At appraisal, six indicators - Traffic Flow, Journey Times, Pavement Roughness, Maintenance Expenditure, Pavement Loading, and Road Freight Prices were included. These performance monitoring indicators were well selected. M&E implementation was adequate and key output/impact indicators were included in the ICR.
- During implementation, RSDP indicators were further developed and expanded with EU funds and a Performance Monitoring System was established.
- A Monitoring and Evaluation Unit was established in ERA's Planning and Programming Division to collect information and provide data from MIS. The validation of the data and performance indicators would be done by the Roads Inspectorate Unit (RIU). The RIU would also conduct internal technical and financial audits and submit them to ERA's Board of Directors.
|7. Other (Safeguards, Fiduciary, Unintended Impacts--Positive & Negative):|
Safeguards: At appraisal, most aspects of the environmental assessments were satisfactory. However, the quality at entry review by the Quality Assurance Group (QAG) found that the project underestimated the resettlement needs on one of the roads. During implementation, the higher amounts of resettlement noted by QAG were minimized during construction through careful final road relocation design management. Also, proactive actions were taken by ERA to evaluate the compensation paid, as part of the resettlement audit. A new compensation law was published in the National Gazette in July 2005.

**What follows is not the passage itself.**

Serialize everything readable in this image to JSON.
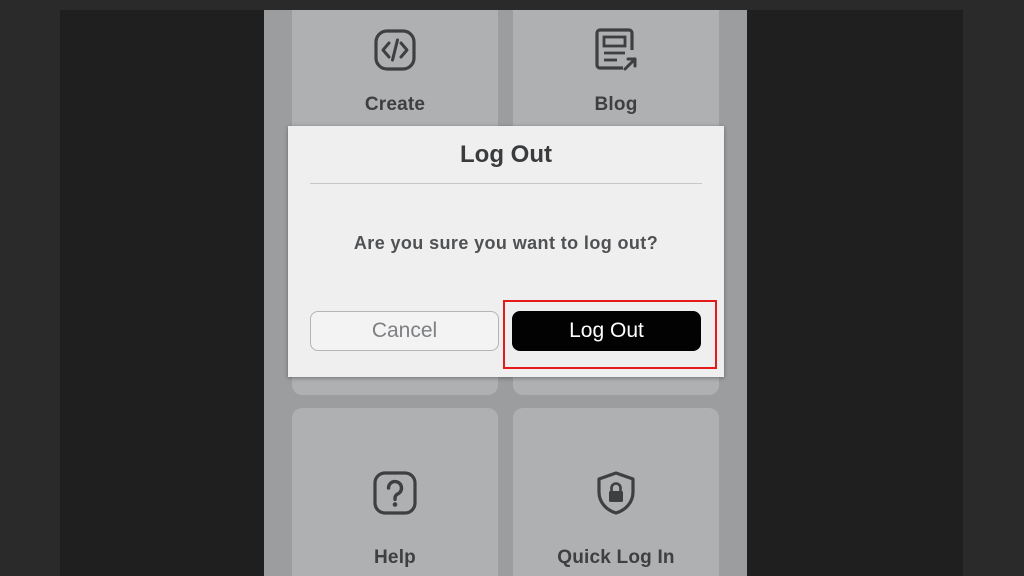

The Environmental Management Branch (EMB) was created and is operational. The Environmental Procedures Manual was published in 2001. During implementation, Environmental Monitoring Plans were prepared for each road works contract. Compliance was ensured through the supervision engineers and monitored by EMB.
Unintended Impacts - Positive: The project initiated an HIV/AIDS strategy for the sector. The target groups were the staff of ERA, contractors, consultants, and the local communities at the project sites. The project provided initial funding of US$1.3 million for Ethiopia Multi-Country HIV/AIDS Program(MAP).
Reason for Disagreement/Comments
|Highly Likely||Highly Likely|
|Satisfactory||Satisfactory||The quality at entry was moderately satisfactory as the resettlement needs on one of the roads were underestimated.|
Quality of ICR:
- When insufficient information is provided by the Bank for IEG to arrive at a clear rating, IEG will downgrade the relevant ratings as warranted beginning July 1, 2006.
- ICR rating values flagged with ' * ' don't comply with OP/BP 13.55, but are listed for completeness.
Several important lessons are identified by the ICR. Four are repeated here for their broad applicability:
The Borrower's report provides the following lessons:
- Policy and institutional reforms are critical for project sustainability. Therefore, these reforms should be maintained and deepened in the long-term.
- Borrower capacity needs to be enhanced to enable proactive and effective contract administration. This will ensure improved contractor performance in future contracts.
- The project experience shows that price variations for fuel and other petroleum products such as bitumen are unavoidable. However, to keep price variations to minimum, the works should be completed within the contract period. Delays caused by the Employer/Consultants should be avoided as much as possible.
- In order to avoid lengthy litigation or arbitration, Dispute Review Experts should be used regularly and early in contract implementation.
- Continuous and close monitoring of the execution of contracts is essential for achieving a faster construction rate.
- In order to complete the road projects within the original contract time period, the methodology for planning and execution of works needs to be developed.
|10. Assessment Recommended? No|
|11. Comments on Quality of ICR:|
The ICR is clearly written and generally provides enough information to enable the project to be rated satisfactorily. There are some discrepancies in the data presented in the text versus the annexes. The actual costs for some components is not available. The first table in Annex 2 only represents the Bank's share. Also, Annex 2 is duplicated.